- Task item
Gather all lines in the entries below that include the word "kind".

- Material for this task
..........

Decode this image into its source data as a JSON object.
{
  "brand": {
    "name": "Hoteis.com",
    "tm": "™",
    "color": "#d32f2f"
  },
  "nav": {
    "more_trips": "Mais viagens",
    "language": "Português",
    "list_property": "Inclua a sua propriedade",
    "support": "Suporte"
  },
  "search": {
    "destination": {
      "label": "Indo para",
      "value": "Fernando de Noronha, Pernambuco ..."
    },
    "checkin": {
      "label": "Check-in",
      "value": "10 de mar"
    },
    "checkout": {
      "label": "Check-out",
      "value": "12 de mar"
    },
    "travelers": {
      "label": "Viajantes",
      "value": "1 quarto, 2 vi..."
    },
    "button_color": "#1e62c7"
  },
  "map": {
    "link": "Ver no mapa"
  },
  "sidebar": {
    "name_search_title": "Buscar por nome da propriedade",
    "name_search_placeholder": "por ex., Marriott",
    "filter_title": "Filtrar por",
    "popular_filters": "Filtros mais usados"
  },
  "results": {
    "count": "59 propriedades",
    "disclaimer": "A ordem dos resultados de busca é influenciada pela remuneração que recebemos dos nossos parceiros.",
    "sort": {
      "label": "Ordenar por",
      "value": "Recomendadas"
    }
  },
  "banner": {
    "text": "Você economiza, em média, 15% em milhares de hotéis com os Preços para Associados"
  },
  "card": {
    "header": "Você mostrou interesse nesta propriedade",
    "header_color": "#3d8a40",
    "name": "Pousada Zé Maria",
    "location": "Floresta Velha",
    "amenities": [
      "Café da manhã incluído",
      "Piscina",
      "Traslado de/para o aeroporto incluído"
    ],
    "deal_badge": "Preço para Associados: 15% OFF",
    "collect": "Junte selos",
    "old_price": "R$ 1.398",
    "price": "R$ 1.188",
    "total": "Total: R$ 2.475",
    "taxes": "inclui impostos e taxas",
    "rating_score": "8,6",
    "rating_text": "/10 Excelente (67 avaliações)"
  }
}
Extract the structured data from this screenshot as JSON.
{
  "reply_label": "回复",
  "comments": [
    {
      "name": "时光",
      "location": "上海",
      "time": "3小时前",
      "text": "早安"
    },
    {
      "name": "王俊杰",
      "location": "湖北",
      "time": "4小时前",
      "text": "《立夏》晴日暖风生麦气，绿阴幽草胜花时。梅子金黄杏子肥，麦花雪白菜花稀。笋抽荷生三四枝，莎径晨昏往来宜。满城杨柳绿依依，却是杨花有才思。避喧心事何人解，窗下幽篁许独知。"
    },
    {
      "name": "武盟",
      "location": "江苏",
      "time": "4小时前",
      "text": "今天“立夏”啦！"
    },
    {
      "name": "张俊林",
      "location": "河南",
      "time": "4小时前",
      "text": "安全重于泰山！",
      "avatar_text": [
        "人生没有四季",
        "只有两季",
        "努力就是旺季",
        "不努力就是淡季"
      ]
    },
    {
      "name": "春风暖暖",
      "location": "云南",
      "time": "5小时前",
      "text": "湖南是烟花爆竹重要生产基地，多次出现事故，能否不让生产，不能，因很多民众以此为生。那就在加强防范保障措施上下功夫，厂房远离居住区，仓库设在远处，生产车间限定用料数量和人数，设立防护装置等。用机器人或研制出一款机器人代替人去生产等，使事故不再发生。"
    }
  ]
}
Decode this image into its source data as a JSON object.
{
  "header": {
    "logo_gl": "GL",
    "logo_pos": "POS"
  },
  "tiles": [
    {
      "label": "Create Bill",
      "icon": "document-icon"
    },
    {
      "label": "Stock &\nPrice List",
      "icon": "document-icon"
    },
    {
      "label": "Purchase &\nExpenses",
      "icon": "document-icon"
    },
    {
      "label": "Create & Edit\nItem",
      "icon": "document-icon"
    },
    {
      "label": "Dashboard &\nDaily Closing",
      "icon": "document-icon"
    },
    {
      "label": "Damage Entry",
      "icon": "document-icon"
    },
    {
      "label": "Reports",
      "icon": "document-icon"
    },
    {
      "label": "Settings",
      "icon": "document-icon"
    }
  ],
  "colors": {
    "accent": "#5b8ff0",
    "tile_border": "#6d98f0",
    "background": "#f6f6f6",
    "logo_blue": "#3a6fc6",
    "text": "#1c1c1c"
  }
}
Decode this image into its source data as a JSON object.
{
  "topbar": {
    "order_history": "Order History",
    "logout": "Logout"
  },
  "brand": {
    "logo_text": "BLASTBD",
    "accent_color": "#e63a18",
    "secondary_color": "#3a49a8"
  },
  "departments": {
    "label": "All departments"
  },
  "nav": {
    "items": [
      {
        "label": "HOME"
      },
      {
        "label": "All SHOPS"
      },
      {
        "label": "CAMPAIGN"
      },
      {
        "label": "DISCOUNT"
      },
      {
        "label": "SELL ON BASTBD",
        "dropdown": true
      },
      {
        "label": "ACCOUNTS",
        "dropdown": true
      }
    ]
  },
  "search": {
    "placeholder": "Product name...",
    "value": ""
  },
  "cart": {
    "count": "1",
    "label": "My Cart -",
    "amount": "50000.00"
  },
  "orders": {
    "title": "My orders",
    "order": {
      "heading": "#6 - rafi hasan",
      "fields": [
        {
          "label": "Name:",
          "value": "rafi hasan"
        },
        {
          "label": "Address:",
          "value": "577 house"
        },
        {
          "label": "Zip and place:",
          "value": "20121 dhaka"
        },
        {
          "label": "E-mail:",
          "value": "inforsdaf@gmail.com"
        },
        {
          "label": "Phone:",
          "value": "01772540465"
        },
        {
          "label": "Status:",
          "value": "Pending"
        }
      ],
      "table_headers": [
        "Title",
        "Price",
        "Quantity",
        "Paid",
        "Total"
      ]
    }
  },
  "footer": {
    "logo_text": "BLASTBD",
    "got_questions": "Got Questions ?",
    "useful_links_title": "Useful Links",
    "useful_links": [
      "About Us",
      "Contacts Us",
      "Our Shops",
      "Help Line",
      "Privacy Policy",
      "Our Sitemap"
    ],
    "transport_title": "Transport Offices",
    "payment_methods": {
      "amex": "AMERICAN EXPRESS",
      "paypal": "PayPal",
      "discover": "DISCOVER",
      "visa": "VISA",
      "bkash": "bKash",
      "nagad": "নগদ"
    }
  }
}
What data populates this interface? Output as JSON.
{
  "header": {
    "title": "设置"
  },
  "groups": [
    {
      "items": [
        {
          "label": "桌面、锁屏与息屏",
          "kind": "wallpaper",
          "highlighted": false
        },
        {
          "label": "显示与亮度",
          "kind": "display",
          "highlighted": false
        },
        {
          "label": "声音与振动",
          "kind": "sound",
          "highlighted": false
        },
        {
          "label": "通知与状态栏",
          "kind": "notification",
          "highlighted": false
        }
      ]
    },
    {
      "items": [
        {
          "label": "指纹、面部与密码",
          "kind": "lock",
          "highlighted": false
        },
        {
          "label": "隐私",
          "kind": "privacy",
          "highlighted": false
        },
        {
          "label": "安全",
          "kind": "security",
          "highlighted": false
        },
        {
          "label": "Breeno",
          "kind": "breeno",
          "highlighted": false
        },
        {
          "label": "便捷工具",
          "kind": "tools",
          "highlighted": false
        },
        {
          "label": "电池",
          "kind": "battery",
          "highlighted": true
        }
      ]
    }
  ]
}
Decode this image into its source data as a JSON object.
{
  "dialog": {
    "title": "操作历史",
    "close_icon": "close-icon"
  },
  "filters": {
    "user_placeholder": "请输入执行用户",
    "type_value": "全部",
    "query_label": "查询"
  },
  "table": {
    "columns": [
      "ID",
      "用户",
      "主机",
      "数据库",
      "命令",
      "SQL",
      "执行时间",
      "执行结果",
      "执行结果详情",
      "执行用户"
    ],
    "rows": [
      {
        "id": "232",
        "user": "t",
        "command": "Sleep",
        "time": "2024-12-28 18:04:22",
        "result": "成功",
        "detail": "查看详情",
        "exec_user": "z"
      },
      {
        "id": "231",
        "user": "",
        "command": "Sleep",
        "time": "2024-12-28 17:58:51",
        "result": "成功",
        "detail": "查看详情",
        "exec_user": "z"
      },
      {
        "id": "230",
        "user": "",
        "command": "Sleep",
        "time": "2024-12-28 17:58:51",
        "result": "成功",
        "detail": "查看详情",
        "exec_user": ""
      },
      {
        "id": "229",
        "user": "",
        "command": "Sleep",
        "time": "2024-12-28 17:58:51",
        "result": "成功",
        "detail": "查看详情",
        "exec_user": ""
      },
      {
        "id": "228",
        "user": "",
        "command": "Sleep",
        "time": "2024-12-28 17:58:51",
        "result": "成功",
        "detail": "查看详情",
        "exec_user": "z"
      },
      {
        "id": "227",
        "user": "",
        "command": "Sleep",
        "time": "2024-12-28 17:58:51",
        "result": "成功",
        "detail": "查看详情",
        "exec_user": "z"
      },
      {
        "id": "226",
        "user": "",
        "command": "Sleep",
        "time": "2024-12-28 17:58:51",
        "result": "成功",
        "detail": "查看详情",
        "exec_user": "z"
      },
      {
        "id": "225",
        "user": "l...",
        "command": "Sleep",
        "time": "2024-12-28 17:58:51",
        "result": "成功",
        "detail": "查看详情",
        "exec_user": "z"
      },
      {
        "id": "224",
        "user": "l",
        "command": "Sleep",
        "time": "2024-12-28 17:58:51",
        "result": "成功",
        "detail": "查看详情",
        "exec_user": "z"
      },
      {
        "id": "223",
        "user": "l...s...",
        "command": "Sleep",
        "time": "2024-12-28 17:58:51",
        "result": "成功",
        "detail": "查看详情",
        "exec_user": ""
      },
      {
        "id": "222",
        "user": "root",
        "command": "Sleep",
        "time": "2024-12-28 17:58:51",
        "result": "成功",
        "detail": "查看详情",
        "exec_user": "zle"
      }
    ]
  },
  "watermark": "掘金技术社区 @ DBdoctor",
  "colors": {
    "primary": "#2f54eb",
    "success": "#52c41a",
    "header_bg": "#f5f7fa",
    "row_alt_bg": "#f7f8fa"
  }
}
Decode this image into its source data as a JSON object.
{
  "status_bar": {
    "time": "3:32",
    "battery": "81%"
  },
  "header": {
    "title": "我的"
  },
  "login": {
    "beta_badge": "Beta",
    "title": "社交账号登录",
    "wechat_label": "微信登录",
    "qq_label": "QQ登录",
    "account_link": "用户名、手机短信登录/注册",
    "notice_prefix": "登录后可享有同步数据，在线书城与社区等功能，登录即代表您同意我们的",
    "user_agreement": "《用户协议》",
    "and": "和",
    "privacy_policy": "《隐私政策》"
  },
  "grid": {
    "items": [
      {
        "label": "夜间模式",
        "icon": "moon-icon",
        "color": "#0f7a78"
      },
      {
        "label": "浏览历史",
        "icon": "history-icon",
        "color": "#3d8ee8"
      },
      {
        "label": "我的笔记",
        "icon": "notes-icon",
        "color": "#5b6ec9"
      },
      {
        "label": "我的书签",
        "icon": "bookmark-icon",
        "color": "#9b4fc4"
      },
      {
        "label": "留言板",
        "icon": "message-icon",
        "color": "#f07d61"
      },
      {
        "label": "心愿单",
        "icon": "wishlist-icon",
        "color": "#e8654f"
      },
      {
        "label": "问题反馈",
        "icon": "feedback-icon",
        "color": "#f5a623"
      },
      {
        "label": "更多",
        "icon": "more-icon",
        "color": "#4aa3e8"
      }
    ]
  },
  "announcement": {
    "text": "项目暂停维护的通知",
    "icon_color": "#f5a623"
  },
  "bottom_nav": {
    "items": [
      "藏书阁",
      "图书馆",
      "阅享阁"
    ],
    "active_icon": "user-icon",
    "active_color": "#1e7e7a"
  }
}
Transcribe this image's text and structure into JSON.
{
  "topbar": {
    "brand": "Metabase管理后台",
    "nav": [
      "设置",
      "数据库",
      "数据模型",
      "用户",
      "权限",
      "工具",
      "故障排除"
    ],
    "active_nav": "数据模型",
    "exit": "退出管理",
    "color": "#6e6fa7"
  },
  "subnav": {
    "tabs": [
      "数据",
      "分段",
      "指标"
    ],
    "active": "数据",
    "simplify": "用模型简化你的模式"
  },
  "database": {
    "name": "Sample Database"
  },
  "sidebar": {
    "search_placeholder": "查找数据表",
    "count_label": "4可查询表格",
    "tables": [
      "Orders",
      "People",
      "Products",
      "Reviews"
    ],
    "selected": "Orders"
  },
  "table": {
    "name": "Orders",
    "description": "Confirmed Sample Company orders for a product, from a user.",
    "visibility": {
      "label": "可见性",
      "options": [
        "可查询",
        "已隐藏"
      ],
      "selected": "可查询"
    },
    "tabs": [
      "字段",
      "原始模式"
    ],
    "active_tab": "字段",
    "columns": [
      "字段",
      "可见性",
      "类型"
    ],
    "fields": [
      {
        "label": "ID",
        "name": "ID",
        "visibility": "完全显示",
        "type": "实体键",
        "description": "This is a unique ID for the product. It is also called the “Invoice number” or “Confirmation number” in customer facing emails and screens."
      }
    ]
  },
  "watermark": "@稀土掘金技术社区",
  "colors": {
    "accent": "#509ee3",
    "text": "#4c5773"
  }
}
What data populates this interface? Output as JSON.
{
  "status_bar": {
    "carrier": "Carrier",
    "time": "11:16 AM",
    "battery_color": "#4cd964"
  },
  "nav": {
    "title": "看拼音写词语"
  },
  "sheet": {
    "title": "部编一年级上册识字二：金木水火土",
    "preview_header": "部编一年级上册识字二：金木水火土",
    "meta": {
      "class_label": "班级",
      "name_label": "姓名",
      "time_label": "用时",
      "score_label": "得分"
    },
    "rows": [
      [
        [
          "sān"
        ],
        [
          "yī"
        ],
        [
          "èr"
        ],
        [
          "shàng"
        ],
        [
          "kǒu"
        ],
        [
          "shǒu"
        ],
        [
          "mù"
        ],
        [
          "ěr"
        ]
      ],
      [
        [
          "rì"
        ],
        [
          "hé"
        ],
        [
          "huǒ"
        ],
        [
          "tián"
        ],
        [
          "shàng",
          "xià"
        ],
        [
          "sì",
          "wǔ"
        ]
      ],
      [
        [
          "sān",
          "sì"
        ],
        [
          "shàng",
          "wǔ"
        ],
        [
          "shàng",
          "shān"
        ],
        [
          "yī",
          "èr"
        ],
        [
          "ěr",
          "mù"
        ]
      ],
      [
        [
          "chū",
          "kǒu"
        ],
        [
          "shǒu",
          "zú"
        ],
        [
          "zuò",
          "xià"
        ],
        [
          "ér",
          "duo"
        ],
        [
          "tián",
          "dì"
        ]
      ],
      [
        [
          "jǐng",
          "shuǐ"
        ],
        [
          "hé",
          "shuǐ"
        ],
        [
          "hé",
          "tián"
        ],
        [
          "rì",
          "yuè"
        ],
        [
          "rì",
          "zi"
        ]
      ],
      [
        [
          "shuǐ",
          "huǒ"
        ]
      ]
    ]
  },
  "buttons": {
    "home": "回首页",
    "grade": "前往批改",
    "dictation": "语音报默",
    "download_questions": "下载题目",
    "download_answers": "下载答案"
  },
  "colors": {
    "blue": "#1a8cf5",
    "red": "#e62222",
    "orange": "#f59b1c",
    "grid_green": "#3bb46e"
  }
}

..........

- Expected output
          "kind": "wallpaper",
          "kind": "display",
          "kind": "sound",
          "kind": "notification",
          "kind": "lock",
          "kind": "privacy",
          "kind": "security",
          "kind": "breeno",
          "kind": "tools",
          "kind": "battery",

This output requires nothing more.